ON YOUR RADAR: Karishma Dube

Tuesday, Feb 2, 2016

Karishma Dube

“ON YOUR RADAR” IS A WEEKLY GRAD FILM NEWS SEGMENT THAT FEATURES A STUDENT PICKED AT RANDOM.

KARISHMA IS CURRENTLY A 2ND YEAR STUDENT AT GRAD FILM.  WE ASKED HER A FEW QUESTIONS AND HERE’S WHAT SHE HAD TO SAY:

 

Where are you from and what is it like there?

I was born in New Delhi, India. I’ve had sort of a love-hate relationship with the city. It’s probably as crowded as it is lonely, generously green but its pollution is palpable, still seeped in social norms but spilling with new ideas, new money. Delhi can be severe in its extremities. 
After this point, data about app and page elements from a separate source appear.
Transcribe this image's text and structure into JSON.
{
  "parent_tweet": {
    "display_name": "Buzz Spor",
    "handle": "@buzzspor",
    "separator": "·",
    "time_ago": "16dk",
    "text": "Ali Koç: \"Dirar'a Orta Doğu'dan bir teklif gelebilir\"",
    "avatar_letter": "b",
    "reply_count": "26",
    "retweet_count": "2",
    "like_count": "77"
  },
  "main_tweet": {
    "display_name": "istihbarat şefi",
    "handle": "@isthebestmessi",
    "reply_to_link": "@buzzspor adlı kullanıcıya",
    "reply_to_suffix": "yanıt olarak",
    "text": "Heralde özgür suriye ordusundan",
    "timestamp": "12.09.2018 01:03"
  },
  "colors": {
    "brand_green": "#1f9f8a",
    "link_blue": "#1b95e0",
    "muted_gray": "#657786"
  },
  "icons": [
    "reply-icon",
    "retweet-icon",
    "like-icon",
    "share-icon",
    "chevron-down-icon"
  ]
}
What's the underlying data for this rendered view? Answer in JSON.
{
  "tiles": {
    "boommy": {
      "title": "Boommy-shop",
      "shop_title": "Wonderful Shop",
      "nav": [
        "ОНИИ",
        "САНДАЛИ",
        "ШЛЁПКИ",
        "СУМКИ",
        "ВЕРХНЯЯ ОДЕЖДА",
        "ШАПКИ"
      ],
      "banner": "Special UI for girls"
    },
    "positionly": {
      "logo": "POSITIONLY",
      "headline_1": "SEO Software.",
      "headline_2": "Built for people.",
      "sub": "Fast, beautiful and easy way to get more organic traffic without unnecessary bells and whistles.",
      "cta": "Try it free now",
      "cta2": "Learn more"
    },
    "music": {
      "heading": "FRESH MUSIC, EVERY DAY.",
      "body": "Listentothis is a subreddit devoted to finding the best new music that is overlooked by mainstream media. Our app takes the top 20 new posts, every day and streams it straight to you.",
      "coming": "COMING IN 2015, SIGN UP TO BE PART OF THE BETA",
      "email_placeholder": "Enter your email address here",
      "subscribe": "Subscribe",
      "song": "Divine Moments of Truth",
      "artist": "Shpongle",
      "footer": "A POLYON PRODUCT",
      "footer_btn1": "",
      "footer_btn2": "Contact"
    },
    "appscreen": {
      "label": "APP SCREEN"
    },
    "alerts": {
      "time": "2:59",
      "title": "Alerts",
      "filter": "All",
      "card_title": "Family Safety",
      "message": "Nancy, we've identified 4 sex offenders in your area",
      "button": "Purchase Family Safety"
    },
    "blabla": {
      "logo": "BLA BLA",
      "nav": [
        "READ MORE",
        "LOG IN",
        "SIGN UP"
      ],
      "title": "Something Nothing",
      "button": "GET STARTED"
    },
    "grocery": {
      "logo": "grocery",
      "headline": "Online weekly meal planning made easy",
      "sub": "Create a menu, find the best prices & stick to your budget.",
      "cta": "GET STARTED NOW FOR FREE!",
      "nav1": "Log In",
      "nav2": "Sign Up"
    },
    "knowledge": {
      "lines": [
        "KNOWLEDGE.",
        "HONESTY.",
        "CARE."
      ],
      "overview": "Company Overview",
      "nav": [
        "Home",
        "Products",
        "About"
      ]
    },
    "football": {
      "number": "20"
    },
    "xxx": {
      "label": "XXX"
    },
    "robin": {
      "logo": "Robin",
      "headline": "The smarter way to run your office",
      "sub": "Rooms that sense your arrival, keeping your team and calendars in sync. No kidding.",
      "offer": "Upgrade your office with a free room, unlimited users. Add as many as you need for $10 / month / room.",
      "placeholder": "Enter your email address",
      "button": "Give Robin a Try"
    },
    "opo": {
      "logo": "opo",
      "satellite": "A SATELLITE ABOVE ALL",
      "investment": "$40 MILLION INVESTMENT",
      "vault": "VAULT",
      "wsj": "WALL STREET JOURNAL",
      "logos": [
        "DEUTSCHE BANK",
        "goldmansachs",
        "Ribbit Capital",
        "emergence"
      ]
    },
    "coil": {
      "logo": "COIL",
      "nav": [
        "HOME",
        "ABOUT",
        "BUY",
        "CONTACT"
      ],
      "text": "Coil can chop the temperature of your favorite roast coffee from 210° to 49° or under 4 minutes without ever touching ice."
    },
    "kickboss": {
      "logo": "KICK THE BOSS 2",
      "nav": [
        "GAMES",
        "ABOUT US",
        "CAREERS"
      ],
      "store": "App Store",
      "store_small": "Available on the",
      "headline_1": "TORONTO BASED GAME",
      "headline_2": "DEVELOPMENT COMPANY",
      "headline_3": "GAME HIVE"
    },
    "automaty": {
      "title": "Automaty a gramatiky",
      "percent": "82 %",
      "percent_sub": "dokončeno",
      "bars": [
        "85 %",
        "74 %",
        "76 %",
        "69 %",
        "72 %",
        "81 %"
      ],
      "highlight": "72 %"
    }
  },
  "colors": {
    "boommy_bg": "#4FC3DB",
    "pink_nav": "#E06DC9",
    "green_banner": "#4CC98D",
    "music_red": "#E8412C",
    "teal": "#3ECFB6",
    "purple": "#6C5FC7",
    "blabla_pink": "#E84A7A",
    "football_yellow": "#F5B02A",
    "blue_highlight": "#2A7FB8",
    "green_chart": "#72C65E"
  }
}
I was very young when I moved to Dehradun, a small valley in the foothills of the Himalayas where I attended boarding school for about eight years. Despite its diverse demographic, the school believed in an equal, homogenous lifestyle for the students - we were always in uniform, ate only school food, no heating, no valuables from home. I remember eating raw mangoes off of trees on campus or toothpaste when we starved for outside food. It was kind of austere now that I think about it. But at the time, I remember feeling at home immediately. 

 

What or who is inspiring you right now and why?

I love my country in all its complexities, but it has been unusually inspiring to live away from home. Being away from it has made me look at it closer, understand it better, had me asking the right questions to myself. 

I’m interested in narratives that stem from a rapidly evolving culture- India and its recent politics has both enraged and excited me a lot this past year. The ruling right wing ideology has gone out of its way to fail the social pluralist order in India. It has been a strange year of petty bans, vigilante rule and savage intolerance for absolutely anything different.

In a sense, I feel like it’s good time for art and expression in India. For the first time, I witnessed many artists, writers, filmmakers I respect, come together to challenge or even reject the current political practices. I found a lot inspiration in the words, recent films, and music that have been incited by the dissent felt in India right now.

 

What has been your most rewarding experience at NYU Tisch Grad Film so far?

I came to Tisch completely new to film, so just to be able to learn the basics has given more than I could imagine. But I think I’m most grateful for the collaborators and friends I have met in the program, it’s been unimaginably exciting getting to know and work with so many talented filmmakers.